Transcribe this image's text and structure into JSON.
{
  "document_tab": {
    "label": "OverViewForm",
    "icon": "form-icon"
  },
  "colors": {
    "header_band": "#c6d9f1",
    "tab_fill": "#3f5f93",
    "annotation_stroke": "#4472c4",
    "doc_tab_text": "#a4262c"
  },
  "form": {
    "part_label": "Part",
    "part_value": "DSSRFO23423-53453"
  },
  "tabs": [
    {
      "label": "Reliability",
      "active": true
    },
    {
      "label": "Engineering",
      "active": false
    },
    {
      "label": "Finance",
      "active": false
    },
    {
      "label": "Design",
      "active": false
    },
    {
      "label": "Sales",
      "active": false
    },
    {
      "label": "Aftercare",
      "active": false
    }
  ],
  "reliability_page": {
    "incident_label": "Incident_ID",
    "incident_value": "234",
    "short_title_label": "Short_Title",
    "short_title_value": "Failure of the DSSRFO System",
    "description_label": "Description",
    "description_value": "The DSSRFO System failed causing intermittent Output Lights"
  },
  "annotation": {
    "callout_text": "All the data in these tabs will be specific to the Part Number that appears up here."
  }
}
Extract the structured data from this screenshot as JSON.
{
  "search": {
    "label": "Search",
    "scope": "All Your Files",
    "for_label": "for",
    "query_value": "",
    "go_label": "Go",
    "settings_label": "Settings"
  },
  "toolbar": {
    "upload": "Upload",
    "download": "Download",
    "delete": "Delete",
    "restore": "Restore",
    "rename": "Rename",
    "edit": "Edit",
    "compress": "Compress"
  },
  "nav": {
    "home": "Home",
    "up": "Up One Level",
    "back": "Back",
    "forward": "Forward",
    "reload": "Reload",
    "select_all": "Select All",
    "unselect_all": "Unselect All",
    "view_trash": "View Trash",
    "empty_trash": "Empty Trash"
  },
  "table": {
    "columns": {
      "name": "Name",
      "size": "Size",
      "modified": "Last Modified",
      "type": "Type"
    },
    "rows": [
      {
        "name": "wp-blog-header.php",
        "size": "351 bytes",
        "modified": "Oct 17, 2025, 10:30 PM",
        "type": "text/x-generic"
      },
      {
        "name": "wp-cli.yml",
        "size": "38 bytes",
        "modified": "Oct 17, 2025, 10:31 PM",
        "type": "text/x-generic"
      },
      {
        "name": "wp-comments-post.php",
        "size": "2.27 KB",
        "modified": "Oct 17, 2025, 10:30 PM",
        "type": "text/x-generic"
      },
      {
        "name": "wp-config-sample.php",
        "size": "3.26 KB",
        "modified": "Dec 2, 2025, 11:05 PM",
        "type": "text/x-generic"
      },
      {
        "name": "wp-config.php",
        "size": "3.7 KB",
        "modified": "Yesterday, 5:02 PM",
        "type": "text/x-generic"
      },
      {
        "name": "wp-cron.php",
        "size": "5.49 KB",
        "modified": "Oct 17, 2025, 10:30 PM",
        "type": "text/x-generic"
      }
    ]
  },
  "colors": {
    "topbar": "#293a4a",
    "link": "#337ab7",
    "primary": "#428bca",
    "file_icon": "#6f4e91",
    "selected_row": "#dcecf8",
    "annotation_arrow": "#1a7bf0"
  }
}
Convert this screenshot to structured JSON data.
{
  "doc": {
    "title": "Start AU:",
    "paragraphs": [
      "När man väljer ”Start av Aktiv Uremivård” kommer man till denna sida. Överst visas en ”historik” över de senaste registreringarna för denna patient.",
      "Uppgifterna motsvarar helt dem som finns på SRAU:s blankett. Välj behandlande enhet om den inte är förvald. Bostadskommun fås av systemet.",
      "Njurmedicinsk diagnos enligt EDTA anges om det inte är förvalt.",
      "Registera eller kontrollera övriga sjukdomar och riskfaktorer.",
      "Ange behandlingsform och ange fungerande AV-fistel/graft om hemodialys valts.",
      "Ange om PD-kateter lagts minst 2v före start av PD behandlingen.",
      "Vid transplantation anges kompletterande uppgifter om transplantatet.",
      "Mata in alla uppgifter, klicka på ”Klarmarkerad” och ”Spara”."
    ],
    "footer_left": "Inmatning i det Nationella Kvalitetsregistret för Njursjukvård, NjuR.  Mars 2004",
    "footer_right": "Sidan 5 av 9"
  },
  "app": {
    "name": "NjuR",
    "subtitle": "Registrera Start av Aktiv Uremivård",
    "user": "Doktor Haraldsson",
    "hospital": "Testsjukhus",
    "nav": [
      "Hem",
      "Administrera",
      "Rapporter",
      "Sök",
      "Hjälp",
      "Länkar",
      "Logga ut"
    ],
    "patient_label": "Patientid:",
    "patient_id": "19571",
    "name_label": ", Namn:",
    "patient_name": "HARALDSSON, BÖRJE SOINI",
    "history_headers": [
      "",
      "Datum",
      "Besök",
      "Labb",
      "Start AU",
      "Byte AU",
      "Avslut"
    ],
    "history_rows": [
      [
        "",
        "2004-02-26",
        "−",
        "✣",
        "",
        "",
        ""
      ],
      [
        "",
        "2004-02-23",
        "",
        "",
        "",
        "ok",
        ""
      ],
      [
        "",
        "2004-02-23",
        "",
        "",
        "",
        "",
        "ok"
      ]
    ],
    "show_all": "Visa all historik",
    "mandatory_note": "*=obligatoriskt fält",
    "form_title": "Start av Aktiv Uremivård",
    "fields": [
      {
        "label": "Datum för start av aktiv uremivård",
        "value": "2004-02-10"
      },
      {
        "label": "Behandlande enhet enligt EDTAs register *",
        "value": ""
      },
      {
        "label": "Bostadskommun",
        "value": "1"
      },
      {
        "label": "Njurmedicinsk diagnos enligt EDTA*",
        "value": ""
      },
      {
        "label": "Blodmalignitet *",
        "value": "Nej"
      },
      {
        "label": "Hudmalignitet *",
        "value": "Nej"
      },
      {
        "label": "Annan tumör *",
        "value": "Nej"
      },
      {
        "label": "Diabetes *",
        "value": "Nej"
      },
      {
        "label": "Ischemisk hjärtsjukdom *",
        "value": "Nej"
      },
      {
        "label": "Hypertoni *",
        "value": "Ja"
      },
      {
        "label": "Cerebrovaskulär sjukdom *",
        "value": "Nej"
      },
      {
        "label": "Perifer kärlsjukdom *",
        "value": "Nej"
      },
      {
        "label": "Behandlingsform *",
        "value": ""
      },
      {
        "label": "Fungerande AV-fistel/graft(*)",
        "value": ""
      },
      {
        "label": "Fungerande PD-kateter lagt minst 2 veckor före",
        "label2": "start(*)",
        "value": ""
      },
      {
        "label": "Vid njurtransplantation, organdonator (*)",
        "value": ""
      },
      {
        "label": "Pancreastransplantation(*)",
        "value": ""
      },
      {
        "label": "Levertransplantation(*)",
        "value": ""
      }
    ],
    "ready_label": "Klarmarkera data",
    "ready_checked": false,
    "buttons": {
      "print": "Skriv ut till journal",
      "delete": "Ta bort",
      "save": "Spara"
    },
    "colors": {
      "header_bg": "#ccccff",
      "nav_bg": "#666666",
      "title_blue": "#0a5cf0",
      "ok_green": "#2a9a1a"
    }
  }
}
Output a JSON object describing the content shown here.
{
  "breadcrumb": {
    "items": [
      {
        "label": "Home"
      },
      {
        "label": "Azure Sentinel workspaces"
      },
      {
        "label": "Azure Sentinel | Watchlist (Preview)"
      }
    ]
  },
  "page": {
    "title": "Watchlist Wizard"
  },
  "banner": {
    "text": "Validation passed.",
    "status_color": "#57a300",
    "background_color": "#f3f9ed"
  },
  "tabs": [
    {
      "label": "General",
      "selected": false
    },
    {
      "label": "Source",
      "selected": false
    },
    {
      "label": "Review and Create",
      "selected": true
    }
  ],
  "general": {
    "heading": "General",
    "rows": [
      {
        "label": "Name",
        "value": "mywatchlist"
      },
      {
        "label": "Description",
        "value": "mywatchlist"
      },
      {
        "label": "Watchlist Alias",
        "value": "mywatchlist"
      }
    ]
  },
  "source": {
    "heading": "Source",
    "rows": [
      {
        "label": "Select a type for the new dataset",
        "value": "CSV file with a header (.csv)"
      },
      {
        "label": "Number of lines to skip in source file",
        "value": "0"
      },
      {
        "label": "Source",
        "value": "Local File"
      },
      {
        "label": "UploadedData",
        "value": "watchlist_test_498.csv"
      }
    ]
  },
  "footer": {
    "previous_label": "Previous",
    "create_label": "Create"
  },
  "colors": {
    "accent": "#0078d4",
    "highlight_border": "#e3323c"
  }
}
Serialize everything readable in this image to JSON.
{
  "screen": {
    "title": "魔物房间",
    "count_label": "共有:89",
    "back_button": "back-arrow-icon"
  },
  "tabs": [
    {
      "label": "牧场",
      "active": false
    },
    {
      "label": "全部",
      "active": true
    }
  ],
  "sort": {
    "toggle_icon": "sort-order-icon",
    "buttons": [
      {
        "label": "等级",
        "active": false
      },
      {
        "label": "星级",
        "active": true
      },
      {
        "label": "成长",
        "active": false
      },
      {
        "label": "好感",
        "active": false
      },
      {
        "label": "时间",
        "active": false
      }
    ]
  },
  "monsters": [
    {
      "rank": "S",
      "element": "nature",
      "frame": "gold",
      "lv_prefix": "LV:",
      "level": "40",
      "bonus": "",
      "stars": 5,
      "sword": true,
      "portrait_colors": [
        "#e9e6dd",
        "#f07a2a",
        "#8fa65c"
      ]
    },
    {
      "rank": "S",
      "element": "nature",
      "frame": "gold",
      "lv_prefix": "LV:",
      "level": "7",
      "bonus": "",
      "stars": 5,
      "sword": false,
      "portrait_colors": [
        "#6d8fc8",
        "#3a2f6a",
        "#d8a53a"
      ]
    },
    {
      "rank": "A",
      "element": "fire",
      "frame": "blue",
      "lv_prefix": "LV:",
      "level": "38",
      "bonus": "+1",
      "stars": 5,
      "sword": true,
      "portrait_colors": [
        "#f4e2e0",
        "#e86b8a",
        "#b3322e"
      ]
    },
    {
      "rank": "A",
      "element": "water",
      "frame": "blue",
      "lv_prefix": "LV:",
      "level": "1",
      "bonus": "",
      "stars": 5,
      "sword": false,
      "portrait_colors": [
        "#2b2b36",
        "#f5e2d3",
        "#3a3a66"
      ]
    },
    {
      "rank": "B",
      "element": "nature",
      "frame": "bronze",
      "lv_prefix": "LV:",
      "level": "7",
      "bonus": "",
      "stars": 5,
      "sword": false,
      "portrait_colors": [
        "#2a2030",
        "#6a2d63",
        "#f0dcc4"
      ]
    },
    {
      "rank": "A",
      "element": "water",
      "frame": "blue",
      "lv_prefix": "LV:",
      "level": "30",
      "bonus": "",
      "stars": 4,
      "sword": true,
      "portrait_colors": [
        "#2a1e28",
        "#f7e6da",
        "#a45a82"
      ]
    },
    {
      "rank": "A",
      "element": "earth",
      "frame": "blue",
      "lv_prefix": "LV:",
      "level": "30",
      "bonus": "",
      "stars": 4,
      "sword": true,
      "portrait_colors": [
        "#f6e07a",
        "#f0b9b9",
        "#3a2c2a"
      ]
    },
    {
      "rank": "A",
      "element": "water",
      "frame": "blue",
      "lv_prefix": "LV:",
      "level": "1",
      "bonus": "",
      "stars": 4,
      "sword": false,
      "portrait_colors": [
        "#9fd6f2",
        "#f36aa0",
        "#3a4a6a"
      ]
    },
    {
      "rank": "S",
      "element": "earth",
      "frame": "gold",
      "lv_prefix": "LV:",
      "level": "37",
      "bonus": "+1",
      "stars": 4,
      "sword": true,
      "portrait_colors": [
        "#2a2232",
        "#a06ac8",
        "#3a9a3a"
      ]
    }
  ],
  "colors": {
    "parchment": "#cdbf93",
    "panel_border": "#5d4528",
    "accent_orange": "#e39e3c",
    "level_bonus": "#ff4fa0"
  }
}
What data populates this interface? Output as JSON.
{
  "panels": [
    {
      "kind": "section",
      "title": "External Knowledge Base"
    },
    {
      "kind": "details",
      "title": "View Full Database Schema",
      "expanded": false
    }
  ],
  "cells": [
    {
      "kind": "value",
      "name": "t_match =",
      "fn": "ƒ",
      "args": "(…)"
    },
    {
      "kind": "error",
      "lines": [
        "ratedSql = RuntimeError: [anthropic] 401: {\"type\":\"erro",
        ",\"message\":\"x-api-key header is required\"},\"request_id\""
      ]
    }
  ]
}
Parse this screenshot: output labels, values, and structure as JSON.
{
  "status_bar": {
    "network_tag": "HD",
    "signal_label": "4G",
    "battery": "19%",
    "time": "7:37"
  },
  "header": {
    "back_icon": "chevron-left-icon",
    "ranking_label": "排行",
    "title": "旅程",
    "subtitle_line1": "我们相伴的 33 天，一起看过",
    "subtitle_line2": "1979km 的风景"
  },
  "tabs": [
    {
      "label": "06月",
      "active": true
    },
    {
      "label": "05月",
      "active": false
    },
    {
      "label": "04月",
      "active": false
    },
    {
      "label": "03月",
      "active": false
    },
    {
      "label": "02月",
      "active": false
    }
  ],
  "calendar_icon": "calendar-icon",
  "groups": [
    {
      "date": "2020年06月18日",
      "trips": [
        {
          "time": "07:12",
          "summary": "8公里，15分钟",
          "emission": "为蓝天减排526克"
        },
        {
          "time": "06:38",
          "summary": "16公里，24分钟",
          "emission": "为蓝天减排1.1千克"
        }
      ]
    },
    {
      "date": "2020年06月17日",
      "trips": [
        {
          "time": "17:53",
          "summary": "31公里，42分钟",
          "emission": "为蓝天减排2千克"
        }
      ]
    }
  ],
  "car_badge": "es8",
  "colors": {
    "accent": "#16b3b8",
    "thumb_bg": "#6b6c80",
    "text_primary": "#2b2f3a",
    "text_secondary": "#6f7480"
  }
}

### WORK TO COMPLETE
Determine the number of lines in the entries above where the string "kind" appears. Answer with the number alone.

### ANSWER BELOW
4